WHAT TO DO: Restate the records in full, keeping every word as it is.

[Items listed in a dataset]

=== Begin Enclosure ===

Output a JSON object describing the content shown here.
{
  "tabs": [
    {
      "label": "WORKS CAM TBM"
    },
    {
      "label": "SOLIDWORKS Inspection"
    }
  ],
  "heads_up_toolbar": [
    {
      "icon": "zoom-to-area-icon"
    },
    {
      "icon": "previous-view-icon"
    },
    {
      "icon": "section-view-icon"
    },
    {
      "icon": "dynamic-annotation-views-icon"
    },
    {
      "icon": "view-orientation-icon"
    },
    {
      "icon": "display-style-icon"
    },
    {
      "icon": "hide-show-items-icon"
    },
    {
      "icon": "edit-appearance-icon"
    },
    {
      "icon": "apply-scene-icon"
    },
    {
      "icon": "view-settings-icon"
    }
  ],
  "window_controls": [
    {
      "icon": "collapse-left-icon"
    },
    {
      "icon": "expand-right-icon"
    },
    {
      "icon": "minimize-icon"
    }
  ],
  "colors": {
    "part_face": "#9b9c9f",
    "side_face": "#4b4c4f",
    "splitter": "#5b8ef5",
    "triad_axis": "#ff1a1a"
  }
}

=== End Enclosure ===

ANSWER AREA:
Output a JSON object describing the content shown here.
{
  "tabs": [
    {
      "label": "WORKS CAM TBM"
    },
    {
      "label": "SOLIDWORKS Inspection"
    }
  ],
  "heads_up_toolbar": [
    {
      "icon": "zoom-to-area-icon"
    },
    {
      "icon": "previous-view-icon"
    },
    {
      "icon": "section-view-icon"
    },
    {
      "icon": "dynamic-annotation-views-icon"
    },
    {
      "icon": "view-orientation-icon"
    },
    {
      "icon": "display-style-icon"
    },
    {
      "icon": "hide-show-items-icon"
    },
    {
      "icon": "edit-appearance-icon"
    },
    {
      "icon": "apply-scene-icon"
    },
    {
      "icon": "view-settings-icon"
    }
  ],
  "window_controls": [
    {
      "icon": "collapse-left-icon"
    },
    {
      "icon": "expand-right-icon"
    },
    {
      "icon": "minimize-icon"
    }
  ],
  "colors": {
    "part_face": "#9b9c9f",
    "side_face": "#4b4c4f",
    "splitter": "#5b8ef5",
    "triad_axis": "#ff1a1a"
  }
}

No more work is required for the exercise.